DATA LISTING:
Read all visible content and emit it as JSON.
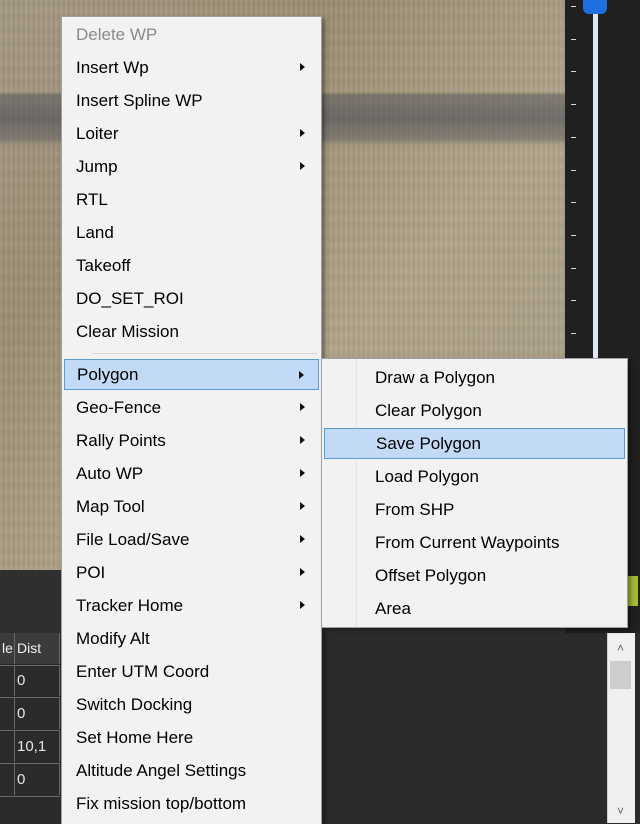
{
  "context_menu": {
    "items": [
      {
        "label": "Delete WP",
        "submenu": false,
        "disabled": true,
        "highlight": false
      },
      {
        "label": "Insert Wp",
        "submenu": true,
        "disabled": false,
        "highlight": false
      },
      {
        "label": "Insert Spline WP",
        "submenu": false,
        "disabled": false,
        "highlight": false
      },
      {
        "label": "Loiter",
        "submenu": true,
        "disabled": false,
        "highlight": false
      },
      {
        "label": "Jump",
        "submenu": true,
        "disabled": false,
        "highlight": false
      },
      {
        "label": "RTL",
        "submenu": false,
        "disabled": false,
        "highlight": false
      },
      {
        "label": "Land",
        "submenu": false,
        "disabled": false,
        "highlight": false
      },
      {
        "label": "Takeoff",
        "submenu": false,
        "disabled": false,
        "highlight": false
      },
      {
        "label": "DO_SET_ROI",
        "submenu": false,
        "disabled": false,
        "highlight": false
      },
      {
        "label": "Clear Mission",
        "submenu": false,
        "disabled": false,
        "highlight": false
      },
      {
        "label": "Polygon",
        "submenu": true,
        "disabled": false,
        "highlight": true
      },
      {
        "label": "Geo-Fence",
        "submenu": true,
        "disabled": false,
        "highlight": false
      },
      {
        "label": "Rally Points",
        "submenu": true,
        "disabled": false,
        "highlight": false
      },
      {
        "label": "Auto WP",
        "submenu": true,
        "disabled": false,
        "highlight": false
      },
      {
        "label": "Map Tool",
        "submenu": true,
        "disabled": false,
        "highlight": false
      },
      {
        "label": "File Load/Save",
        "submenu": true,
        "disabled": false,
        "highlight": false
      },
      {
        "label": "POI",
        "submenu": true,
        "disabled": false,
        "highlight": false
      },
      {
        "label": "Tracker Home",
        "submenu": true,
        "disabled": false,
        "highlight": false
      },
      {
        "label": "Modify Alt",
        "submenu": false,
        "disabled": false,
        "highlight": false
      },
      {
        "label": "Enter UTM Coord",
        "submenu": false,
        "disabled": false,
        "highlight": false
      },
      {
        "label": "Switch Docking",
        "submenu": false,
        "disabled": false,
        "highlight": false
      },
      {
        "label": "Set Home Here",
        "submenu": false,
        "disabled": false,
        "highlight": false
      },
      {
        "label": "Altitude Angel Settings",
        "submenu": false,
        "disabled": false,
        "highlight": false
      },
      {
        "label": "Fix mission top/bottom",
        "submenu": false,
        "disabled": false,
        "highlight": false
      }
    ]
  },
  "polygon_submenu": {
    "items": [
      {
        "label": "Draw a Polygon",
        "highlight": false
      },
      {
        "label": "Clear Polygon",
        "highlight": false
      },
      {
        "label": "Save Polygon",
        "highlight": true
      },
      {
        "label": "Load Polygon",
        "highlight": false
      },
      {
        "label": "From SHP",
        "highlight": false
      },
      {
        "label": "From Current Waypoints",
        "highlight": false
      },
      {
        "label": "Offset Polygon",
        "highlight": false
      },
      {
        "label": "Area",
        "highlight": false
      }
    ]
  },
  "mission_grid": {
    "headers": [
      "le",
      "Dist"
    ],
    "rows": [
      [
        "",
        "0"
      ],
      [
        "",
        "0"
      ],
      [
        "",
        "10,1"
      ],
      [
        "",
        "0"
      ]
    ]
  },
  "scale": {
    "tick_label": "-",
    "tick_count": 11
  },
  "colors": {
    "highlight_fill": "#c2daf5",
    "highlight_border": "#5a9ad8",
    "scale_knob": "#1f6fe0",
    "menu_bg": "#f2f2f2",
    "disabled_text": "#8a8a8a"
  },
  "scrollbar": {
    "up_icon": "chevron-up-icon",
    "down_icon": "chevron-down-icon"
  }
}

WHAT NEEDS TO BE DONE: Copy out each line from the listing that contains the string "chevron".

COMPLETED TASK:
    "up_icon": "chevron-up-icon",
    "down_icon": "chevron-down-icon"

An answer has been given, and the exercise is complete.